It is vital in any team that everyone has at least a basic knowledge of how to operate in the roles of their teammates. Everyone obviously has their preferred roles and might not think they need to know how to operate an AT for example because they're always an MG gunner. However, if for example you team is attacked by a tank and your AT man is killed, when your squad leader tells you to pick up the AT, you need to instantly know how to use it, rather than having no clue and your squad being wiped out. The infantry squad will also feature members who's roles are designed to support and supplement the rest of the squad's abilities, increasing overall combat effectiveness.
A machinegunner is the main suppressive force of any fireteam. His ability
to rapidly put down a high volume of fire on specific targets make the MG excellent for support and suppression, allowing other elements to manouver and eliminate the enemy. In a defensive role, an MG can be a devastating tool, able to engage large groups of enemies at long range for sustained periods of time. A well placed MG can hold up and entire rifle squad for a very long period of time and inflict heavy casualties in a short space of time if the enemy are ill prepared or in limited over. Machine guns and their ammunition are generally heavier than a standard rifle, meaning that a machinegunner may work in a team of 2 or even 3, with one gunner, an assistant and an ammo bearer. An MG gunner must follow his FTL's orders and ensure that his weapon is positioned in a position to maximise his field of fire whilst ensuring cover/ concealment. If his FTL directs him to an unsuitable position, it is the MG gunner's responsibility to inform his FTL and seek out a better position. The MG gunner also needs to make efficient use of his ammunition, which can be quickly depleted due to the high rate of fire most MG's have. MG's may also be employed in anti-vehicle roles, due to their generally higher calibre rounds and high rate of fire. Due to the value of an MG to a team, it should not generally be used in a rapid assault, being more suited to a support role.
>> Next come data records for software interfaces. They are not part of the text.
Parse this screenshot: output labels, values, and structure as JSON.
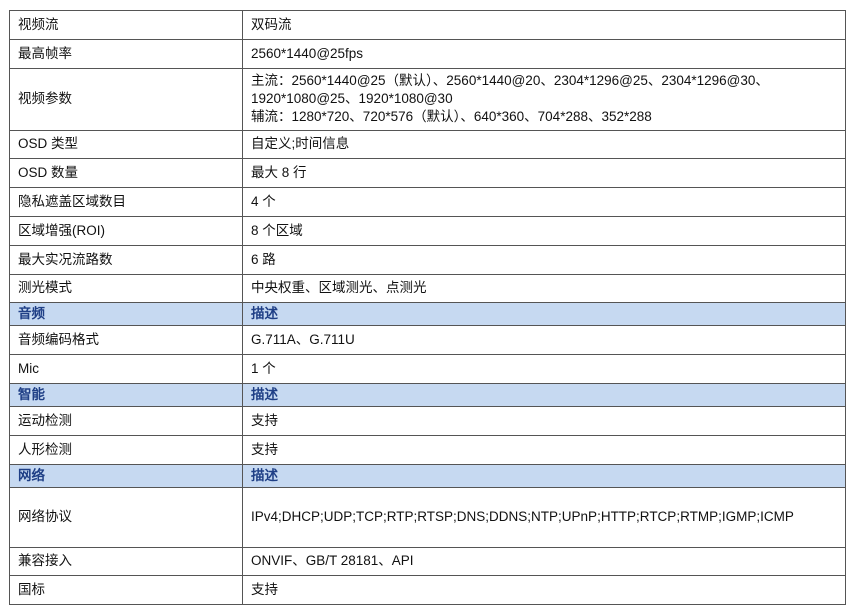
{
  "rows": [
    {
      "type": "row",
      "label": "视频流",
      "value": "双码流"
    },
    {
      "type": "row",
      "label": "最高帧率",
      "value": "2560*1440@25fps"
    },
    {
      "type": "multi",
      "label": "视频参数",
      "lines": [
        "主流：2560*1440@25（默认）、2560*1440@20、2304*1296@25、2304*1296@30、",
        "1920*1080@25、1920*1080@30",
        "辅流：1280*720、720*576（默认）、640*360、704*288、352*288"
      ]
    },
    {
      "type": "row",
      "label": "OSD 类型",
      "value": "自定义;时间信息"
    },
    {
      "type": "row",
      "label": "OSD 数量",
      "value": "最大 8 行"
    },
    {
      "type": "row",
      "label": "隐私遮盖区域数目",
      "value": "4 个"
    },
    {
      "type": "row",
      "label": "区域增强(ROI)",
      "value": "8 个区域"
    },
    {
      "type": "row",
      "label": "最大实况流路数",
      "value": "6 路"
    },
    {
      "type": "row",
      "label": "测光模式",
      "value": "中央权重、区域测光、点测光"
    },
    {
      "type": "section",
      "label": "音频",
      "value": "描述"
    },
    {
      "type": "row",
      "label": "音频编码格式",
      "value": "G.711A、G.711U"
    },
    {
      "type": "row",
      "label": "Mic",
      "value": "1 个"
    },
    {
      "type": "section",
      "label": "智能",
      "value": "描述"
    },
    {
      "type": "row",
      "label": "运动检测",
      "value": "支持"
    },
    {
      "type": "row",
      "label": "人形检测",
      "value": "支持"
    },
    {
      "type": "section",
      "label": "网络",
      "value": "描述"
    },
    {
      "type": "wrap",
      "label": "网络协议",
      "value": "IPv4;DHCP;UDP;TCP;RTP;RTSP;DNS;DDNS;NTP;UPnP;HTTP;RTCP;RTMP;IGMP;ICMP"
    },
    {
      "type": "row",
      "label": "兼容接入",
      "value": "ONVIF、GB/T 28181、API"
    },
    {
      "type": "row",
      "label": "国标",
      "value": "支持"
    }
  ],
  "colors": {
    "section_bg": "#c6d9f1",
    "section_text": "#1f3f86",
    "border": "#555555"
  }
}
MedicEditThe medic is a vital asset to any squad. It is his responsibility to tend to any
wounded troops, prioritising the wounded and caring to those who need it the most
first. It is VITAL that that medic does not deliberately place himself in harms way,
example by taking part in a high risk assault. If the squads medic is killed, one
casualty can quickly turn into several, as there is no longer anyone to care for the
wounded. If a wounded soldier is in a high risk situation, for example out in the open
under fire, then the medic should direct another squad member to retreive the wounded
man, rather than placing himself at risk. The medic also needs to be able to make objective decisions about who can be saved, and who is beyong help, as well as prioritising which troops need help first (e.g an AA specialist may be prioritised over a rifleman in some cases if the squad is under air attack).A medic may also need to decide whether a unit requires a medevac or whether they can be sufficiently treated in the field. When under fire, the medic should make good use of smoke cover and covering fire when attempting to retrieve wounded, and ensure that his position is secure before treating anyone, you dont want to be halfway through applying a bandage when an enemy soldier comes around the corner. a medic will generally be attached to the squad leader, and will be directed be him/her to where they are needed by the squad leader, following requests by FTL's. Before entering combat a medic needs to ensure that they have enough supplies (ACE) and suffiecient smoke grenades, whilst not carrying too much weight, as medics must be able to move quickly from one casualty to another. A medic may carry a weapon, however this is primarily for self
defense as the medic is not intended as a combat soldier.